Two Washington University vascular surgeons at Barnes-Jewish Hospital play critical roles in the trial: John Curci, MD, is one of the principle investigators for the multicenter study; Robert Thompson, MD, will serve as the principle investigator for the Washington University site. Their basic research, conducted at Washington University since the 1990s, laid the groundwork for the trial. In fact, much of the knowledge that has been gained about the fundamental biological basis for aneurysms evolved from their work.
Building the evidence
“When we started in the lab, the idea of a drug that could prevent a problem thought to be mechanical in nature seemed far-fetched,” Thompson says. “Everyone believed that aneurysms were a degenerative process that would continue until it required surgical correction. Then we noticed that aneurysm tissue showed significant inflammation in the aortic wall. It became apparent that there was a biological problem, as well,” he says.
Basic research at other institutions suggested that this inflammation might come from enzymes called matrix metalloproteinases (MMPs), which are capable of breaking down structural proteins of the aortic wall. Curci and Thompson demonstrated that human aneurysm tissue carried high levels of one of the MMPs—MMP-9—and they developed a mouse model showing that mice without active MMP-9 do not develop aneurysms.
“That’s when we started looking at drugs with a known capacity to block those enzymes,” Thompson says.
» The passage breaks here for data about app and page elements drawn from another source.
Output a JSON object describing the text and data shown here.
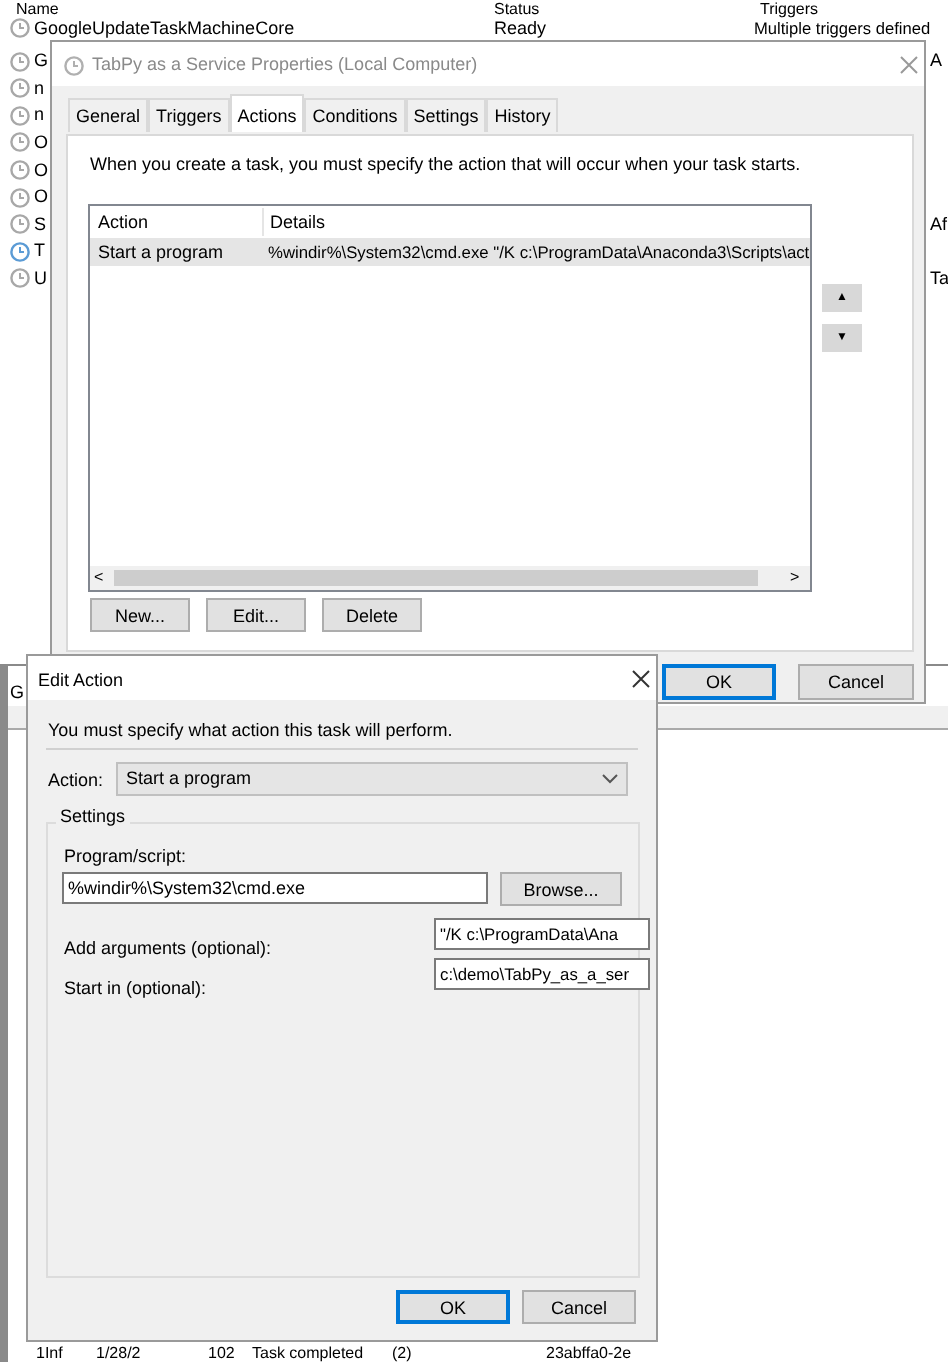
{
  "task_list": {
    "columns": [
      "Name",
      "Status",
      "Triggers"
    ],
    "rows": [
      {
        "name": "GoogleUpdateTaskMachineCore",
        "status": "Ready",
        "triggers": "Multiple triggers defined",
        "color": "#a8a8a8"
      },
      {
        "name": "G",
        "side": "A",
        "color": "#a8a8a8"
      },
      {
        "name": "n",
        "color": "#a8a8a8"
      },
      {
        "name": "n",
        "color": "#a8a8a8"
      },
      {
        "name": "O",
        "color": "#a8a8a8"
      },
      {
        "name": "O",
        "color": "#a8a8a8"
      },
      {
        "name": "O",
        "color": "#a8a8a8"
      },
      {
        "name": "S",
        "side": "Af",
        "color": "#a8a8a8"
      },
      {
        "name": "T",
        "color": "#5b9bd5"
      },
      {
        "name": "U",
        "side": "Ta",
        "color": "#a8a8a8"
      }
    ]
  },
  "history_pane": {
    "label": "G",
    "row": [
      "1Inf",
      "1/28/2",
      "102",
      "Task completed",
      "(2)",
      "23abffa0-2e"
    ]
  },
  "properties": {
    "title": "TabPy as a Service Properties (Local Computer)",
    "tabs": [
      {
        "label": "General",
        "selected": false
      },
      {
        "label": "Triggers",
        "selected": false
      },
      {
        "label": "Actions",
        "selected": true
      },
      {
        "label": "Conditions",
        "selected": false
      },
      {
        "label": "Settings",
        "selected": false
      },
      {
        "label": "History",
        "selected": false
      }
    ],
    "intro": "When you create a task, you must specify the action that will occur when your task starts.",
    "columns": [
      "Action",
      "Details"
    ],
    "rows": [
      {
        "action": "Start a program",
        "details": "%windir%\\System32\\cmd.exe \"/K c:\\ProgramData\\Anaconda3\\Scripts\\act",
        "selected": true
      }
    ],
    "scroll_glyphs": [
      "<",
      ">"
    ],
    "move_glyphs": [
      "▲",
      "▼"
    ],
    "list_buttons": [
      "New...",
      "Edit...",
      "Delete"
    ],
    "ok": "OK",
    "cancel": "Cancel"
  },
  "edit_action": {
    "title": "Edit Action",
    "intro": "You must specify what action this task will perform.",
    "action_label": "Action:",
    "action_value": "Start a program",
    "settings_label": "Settings",
    "program_label": "Program/script:",
    "program_value": "%windir%\\System32\\cmd.exe",
    "browse": "Browse...",
    "args_label": "Add arguments (optional):",
    "args_value": "\"/K c:\\ProgramData\\Ana",
    "start_label": "Start in (optional):",
    "start_value": "c:\\demo\\TabPy_as_a_ser",
    "ok": "OK",
    "cancel": "Cancel"
  }
}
The surgeons turned to the antibiotic doxycycline, which had been used for years to inhibit MMP-9’s contribution to gingivitis. They gave doxycycline to mice that carried MMP-9 and were able to block growth of the aneurysms.
Over ten years ago, Curci and Thompson first began using doxycycline in humans with aneurysms. They gave it for a week pre-operatively to 10 patients scheduled for aneurysm surgery, comparing this group to 10 controls who didn’t receive it. Then, after surgery, they measured MMP-9 in the removed aneurysm tissue and found MMP-9 was suppressed in the treated group. They later showed in a larger patient group that the drug was safe and well tolerated.
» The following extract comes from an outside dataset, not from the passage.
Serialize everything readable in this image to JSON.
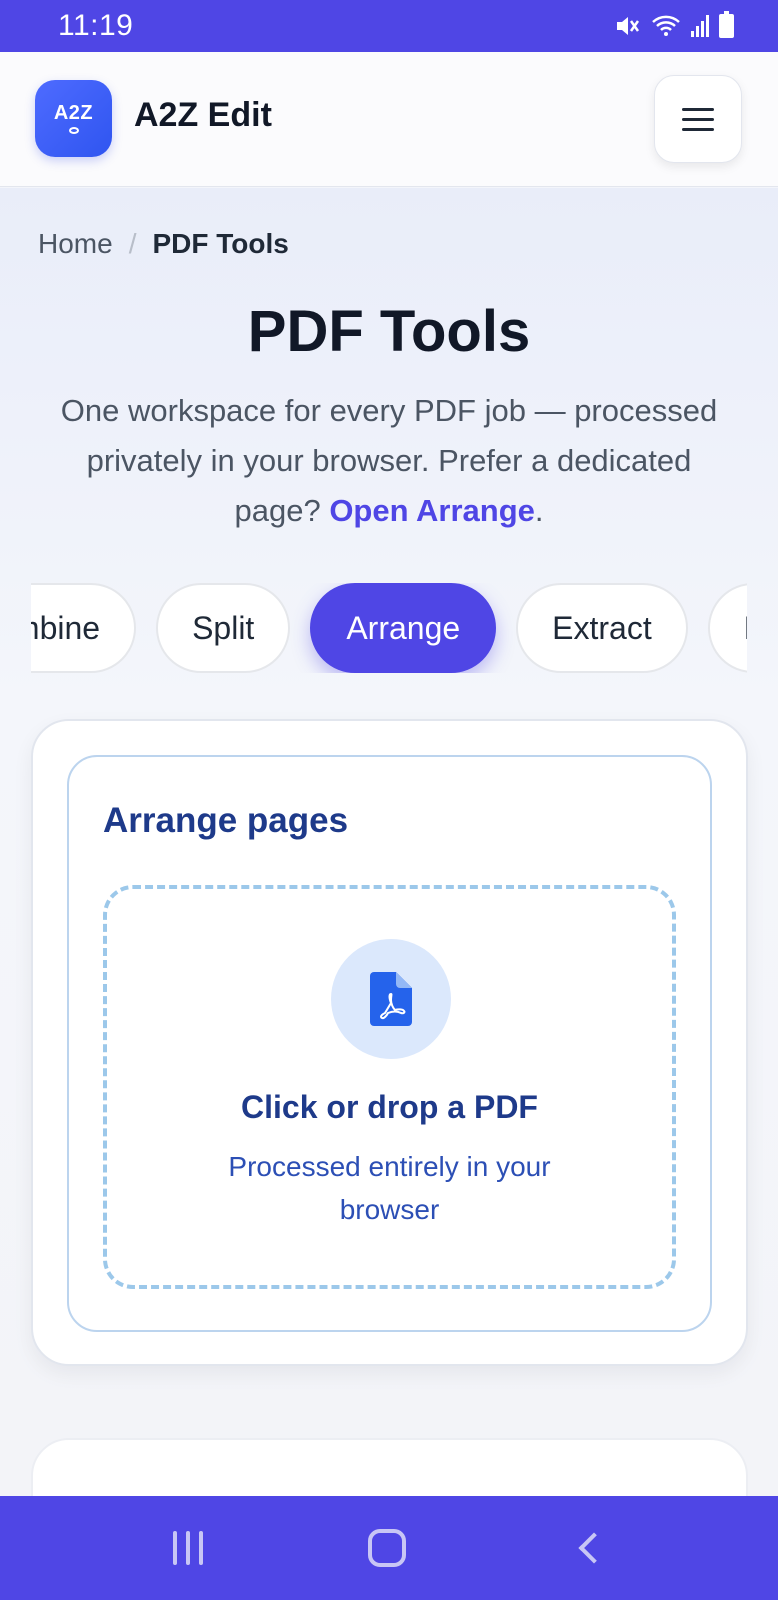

The N-TA3CT study
“Usually, when we hear about a potential new treatment for an illness, we’re thinking about a new drug that’s expensive and has unknown side effects. That’s not the case with doxycycline. It’s cheap and generic, and we know its few minor side effects,” says Curci. Thompson adds that those facts created a problem in acquiring funding, because there was no big money to be made. That’s a plus, they say. If the therapy proves as useful as they think from their past work, it will help control costs for treating the potentially catastrophic disease.
This study is among a relatively rare group of trials regarding a drug treatment to prevent surgery for a disease. Thompson and Curci expect to find even more effective drugs for the same purpose down the road, but for now, if drug therapy can help prevent or slow aneurysm growth, then patients who develop aneurysms in their 70s or 80s might never need surgical repair.
Participants in the N-TA3CT trial receive a computed tomography (CT) scan to check for aneurysm growth and a blood test to analyze drug levels, presence of various chemical markers and MMP-9 enzyme levels every six months of the two-year study. Curci is in charge of collecting the specimens from all patients and setting up a data bank so that specimens and data can be used by future researchers.
The researchers then assess which aneurysms grew enough to require surgery. “Small aneurysms are usually not a problem, but without intervention, most of them progress and eventually need surgery,” says Curci. “If we can keep them small by screening them with lower-cost ultrasound and treating them with an inexpensive drug, everyone wins.”